RECORDED INFORMATION:
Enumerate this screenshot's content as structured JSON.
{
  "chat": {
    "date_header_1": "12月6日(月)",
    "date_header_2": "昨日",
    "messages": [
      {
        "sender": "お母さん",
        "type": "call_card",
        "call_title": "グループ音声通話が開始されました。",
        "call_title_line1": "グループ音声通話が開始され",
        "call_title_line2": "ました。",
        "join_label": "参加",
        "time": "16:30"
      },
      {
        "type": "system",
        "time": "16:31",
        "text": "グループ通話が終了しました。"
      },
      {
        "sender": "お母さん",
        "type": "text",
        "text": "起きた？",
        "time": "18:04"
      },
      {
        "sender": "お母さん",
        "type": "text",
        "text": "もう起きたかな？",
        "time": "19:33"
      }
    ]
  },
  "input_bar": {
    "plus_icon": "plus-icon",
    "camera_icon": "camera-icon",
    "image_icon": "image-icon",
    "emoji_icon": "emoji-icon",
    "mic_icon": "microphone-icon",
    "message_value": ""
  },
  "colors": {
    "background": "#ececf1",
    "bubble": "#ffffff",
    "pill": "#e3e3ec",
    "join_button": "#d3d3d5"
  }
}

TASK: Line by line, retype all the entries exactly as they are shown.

WRITTEN REPLY:
Enumerate this screenshot's content as structured JSON.
{
  "chat": {
    "date_header_1": "12月6日(月)",
    "date_header_2": "昨日",
    "messages": [
      {
        "sender": "お母さん",
        "type": "call_card",
        "call_title": "グループ音声通話が開始されました。",
        "call_title_line1": "グループ音声通話が開始され",
        "call_title_line2": "ました。",
        "join_label": "参加",
        "time": "16:30"
      },
      {
        "type": "system",
        "time": "16:31",
        "text": "グループ通話が終了しました。"
      },
      {
        "sender": "お母さん",
        "type": "text",
        "text": "起きた？",
        "time": "18:04"
      },
      {
        "sender": "お母さん",
        "type": "text",
        "text": "もう起きたかな？",
        "time": "19:33"
      }
    ]
  },
  "input_bar": {
    "plus_icon": "plus-icon",
    "camera_icon": "camera-icon",
    "image_icon": "image-icon",
    "emoji_icon": "emoji-icon",
    "mic_icon": "microphone-icon",
    "message_value": ""
  },
  "colors": {
    "background": "#ececf1",
    "bubble": "#ffffff",
    "pill": "#e3e3ec",
    "join_button": "#d3d3d5"
  }
}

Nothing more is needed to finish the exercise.